BCUIC is part of the global Navitas Group, an internationally recognised education provider, and the partnership allows students to access the University’s facilities and services and move seamlessly through to achieving a Bachelor’s degree from Birmingham City University.
When you join Birmingham City University, the first thing you will notice is the high standard of our campuses. With an investment of £260 million across our buildings and facilities, we are committed to giving you the very best learning environment to help shape your experience.
Birmingham School of Media is recognised as a key centre of excellence in interactive media training, television production and education by Creative SkillSet, the UK Sector Skills Council for the audio visual industries.

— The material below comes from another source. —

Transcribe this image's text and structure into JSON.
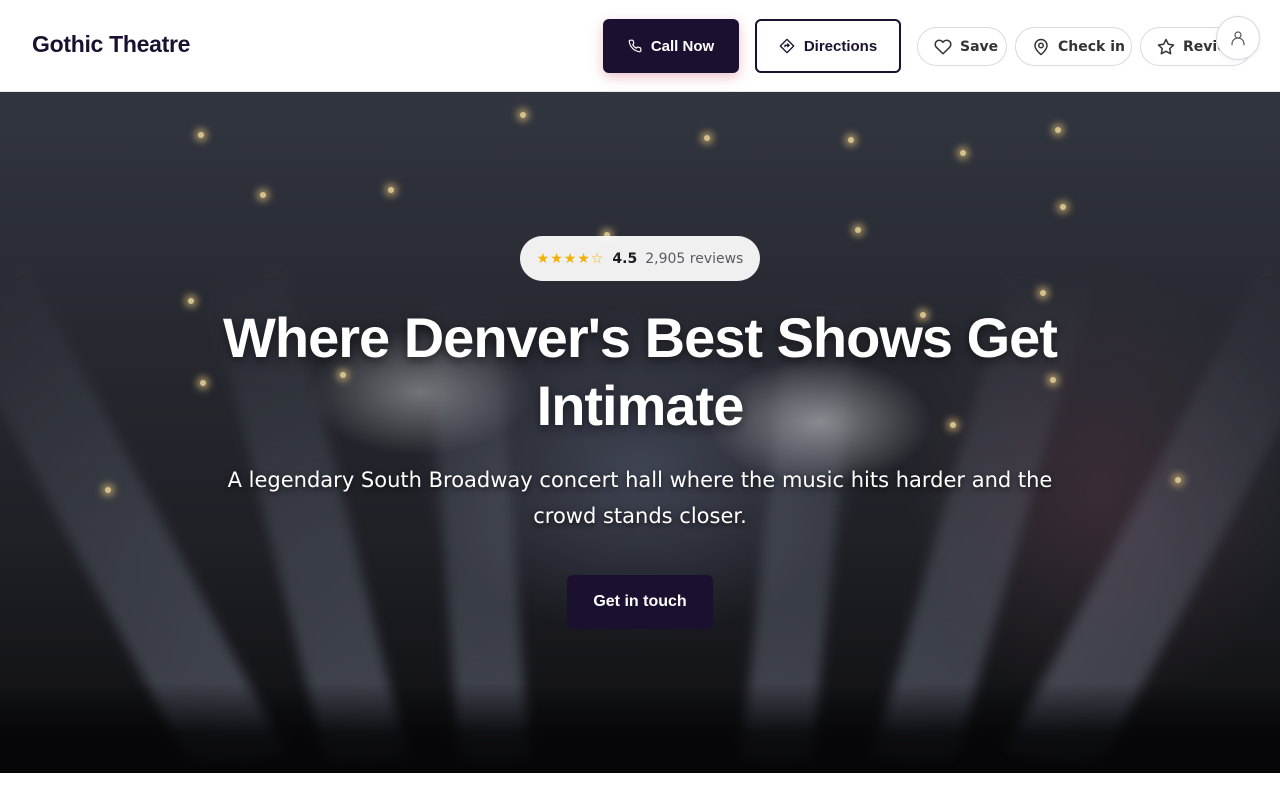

You will learn in our state-of-the-art facilities - including the £62m fully-digital Media Centre - located on the City Centre Campus. You will enjoy access to extensive studio and workshop space including four TV studios, six radio studios and broadcast-standard edit suites, as well as cutting-edge equipment and software.
Facilities include the largest TV floor of any university in the UK, a ‘green screen’ and the MILO motion control camera - we are one of just two universities in Europe to offer MILO technology.
Our four broadcast-standard edit suites are based on the industry-standard Avid editing system, used in almost all films and the majority of UK television. Two of the suites are specialised for Audio Finishing and Colour Grading. Our six digital radio studios are all linked an equipped with the best news and production software.
You will have access to our full broadcast-standard dubbing suites, which are based on a multi-layered ProTools desk and can dub both film and TV with up to 120 simultaneous sound sources. We also have an ADR (Additional Dialogue Recording) booth and the ability to record Foley (additional live sound).
The Parkside Building has been designed to maximise light and encourage collaboration between artists and students. It is the perfect setting for the workshops and teaching spaces of our design courses, as well as the state-of-the-art media centre for the advanced teaching facilities of Birmingham School of Media.
All this ensures that The Parkside Building offers a first class learning environment and a true central location for students in Birmingham City Centre.
Bob has more than four decades of journalistic experience, including 18 years as a reporter, producer and editor with the BBC. He has worked in regional newspapers, for online news sites and for magazines. Alongside his role at the University, where he teaches broadcast journalism and media law to postgraduate students, he edits two magazines - one of which he also owns and publishes. This work forms the basis of his current PhD by practice research.